§ **Given data**
********

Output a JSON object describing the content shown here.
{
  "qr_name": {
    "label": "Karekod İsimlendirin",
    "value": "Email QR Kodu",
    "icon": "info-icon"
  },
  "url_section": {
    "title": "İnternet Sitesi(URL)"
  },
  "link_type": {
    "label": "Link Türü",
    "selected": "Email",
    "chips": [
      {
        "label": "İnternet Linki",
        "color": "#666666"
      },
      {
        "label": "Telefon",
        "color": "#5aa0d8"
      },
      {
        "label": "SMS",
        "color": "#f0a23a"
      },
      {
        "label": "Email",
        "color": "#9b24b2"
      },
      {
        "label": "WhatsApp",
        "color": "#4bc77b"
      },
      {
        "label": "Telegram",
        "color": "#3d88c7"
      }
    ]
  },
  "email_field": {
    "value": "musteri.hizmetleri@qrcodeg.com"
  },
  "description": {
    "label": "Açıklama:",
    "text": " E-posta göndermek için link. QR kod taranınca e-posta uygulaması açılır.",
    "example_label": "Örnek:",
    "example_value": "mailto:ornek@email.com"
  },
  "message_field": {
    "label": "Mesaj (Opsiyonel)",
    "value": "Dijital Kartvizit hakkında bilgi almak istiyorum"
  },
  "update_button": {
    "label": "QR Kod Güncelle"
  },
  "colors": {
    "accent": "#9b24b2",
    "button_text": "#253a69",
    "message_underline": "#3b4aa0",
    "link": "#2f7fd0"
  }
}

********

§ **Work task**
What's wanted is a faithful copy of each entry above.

§ **Solution to the exercise**
Output a JSON object describing the content shown here.
{
  "qr_name": {
    "label": "Karekod İsimlendirin",
    "value": "Email QR Kodu",
    "icon": "info-icon"
  },
  "url_section": {
    "title": "İnternet Sitesi(URL)"
  },
  "link_type": {
    "label": "Link Türü",
    "selected": "Email",
    "chips": [
      {
        "label": "İnternet Linki",
        "color": "#666666"
      },
      {
        "label": "Telefon",
        "color": "#5aa0d8"
      },
      {
        "label": "SMS",
        "color": "#f0a23a"
      },
      {
        "label": "Email",
        "color": "#9b24b2"
      },
      {
        "label": "WhatsApp",
        "color": "#4bc77b"
      },
      {
        "label": "Telegram",
        "color": "#3d88c7"
      }
    ]
  },
  "email_field": {
    "value": "musteri.hizmetleri@qrcodeg.com"
  },
  "description": {
    "label": "Açıklama:",
    "text": " E-posta göndermek için link. QR kod taranınca e-posta uygulaması açılır.",
    "example_label": "Örnek:",
    "example_value": "mailto:ornek@email.com"
  },
  "message_field": {
    "label": "Mesaj (Opsiyonel)",
    "value": "Dijital Kartvizit hakkında bilgi almak istiyorum"
  },
  "update_button": {
    "label": "QR Kod Güncelle"
  },
  "colors": {
    "accent": "#9b24b2",
    "button_text": "#253a69",
    "message_underline": "#3b4aa0",
    "link": "#2f7fd0"
  }
}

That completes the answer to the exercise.